I had an odd experience the other day. I had accepted an invitation to be a speaker at the SEA (Self-Employment in the Arts) conference out in Naperville, in part because I think it is a good idea to teach younger artists how to make a living and give them some ideas about how to best achieve this. They paid me well and in the speech I found myself enjoying the audience–they were young and it was all in front of them. I gave them some strategy that has worked for me and also made remarks about the current show I was working on–The Hobo pieces–and lamented the presence of so much hunger in America; particularly urban America. I also said that the last election proved out the equity of the American dream; that your Dad could be from Kenya and your Mom from Nebraska, and you, too, could become the President.

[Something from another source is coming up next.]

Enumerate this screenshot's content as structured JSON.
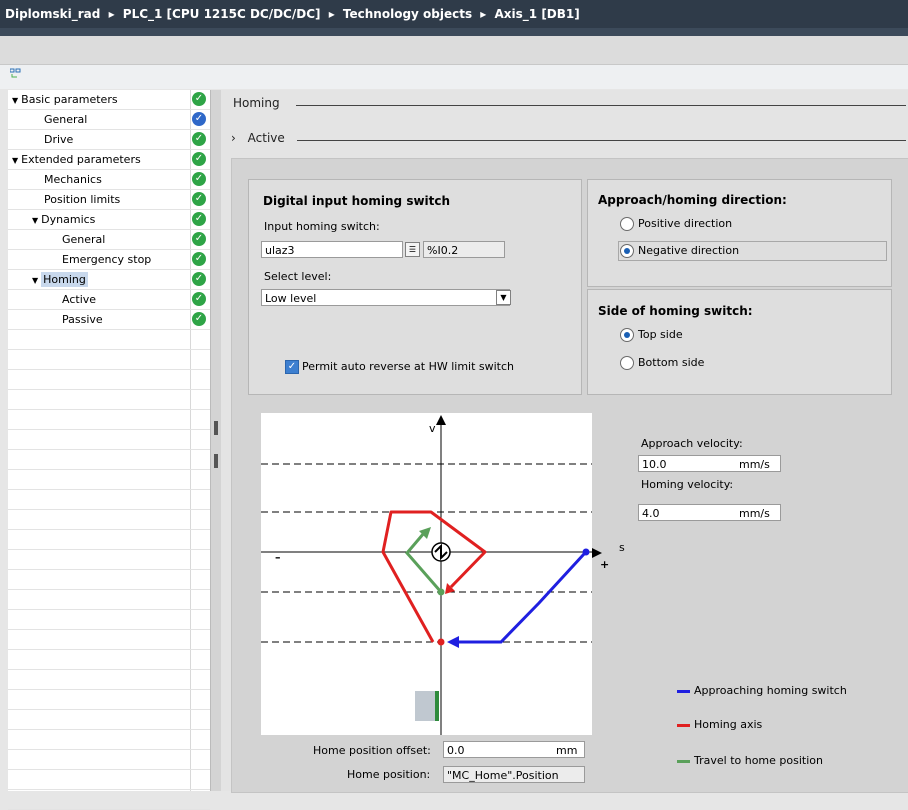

All in all the talk went really well and the kids were great. I also got to meet and spend some time with Brian Dettmer, (who is one of my heroes in this business) a really great artist , whose work I’ve admired for years. In the course of my speech I had also mentioned that these young artists were to be mindful of the political “dark ages” they’d just grown up with; the eight years of greed, blood and stupidity that comprised the Bush presidency. It had been a good talk and afterward I met with a bunch really wonderful young artists who were all about doing as much for themselves as possible. Everything was ducky.
Before the conference, they’d given an award to an older gentleman who’d sponsored the whole deal and was all about self-employment. I’d not really heard his remarks because I was working on my notes for my talk. He was 82 years old and evidently had taken umbrage at some of the remarks I’d made during my speech about Bush and the collection of dildos he surrounded himself with. He pulled me aside afterward “to have a private word with me,” but mostly to attempt to take me to the woodshed. This older guy started shaking as he told me how I’d no idea what The Great Depression was like. I told him that the fact that I was 50 years old attested to this–I was not alive during The Depression. I also told him that both of my parents were children of The Depression and had remembered it viscerally. This wasn’t good enough for him, and I sensed he was actually pissed about something else–and then he outed with it, still shaking. “I’m a George Bush supporter. . .and you’re shilling for that thug, Obama.” Before I could even think about deferring to his age and being polite, t was out of my mouth: “Then you’re a stupid motherfucker,” and then it was off to the races. I’d tried to be polite and failed, and I can tell you that at 50 years old I no longer have any patience for old, rich, white guys telling me how tough they had it. Every one of these motherfuckers has a Horatio Alger spiel to spin, and I’ve grown tired of it, because at the end of each of these tales is a tough-love bromide about how the poor should “help themselves;” as if we all start in the same place in life. Blow me.
This one is called “The Hobo King.”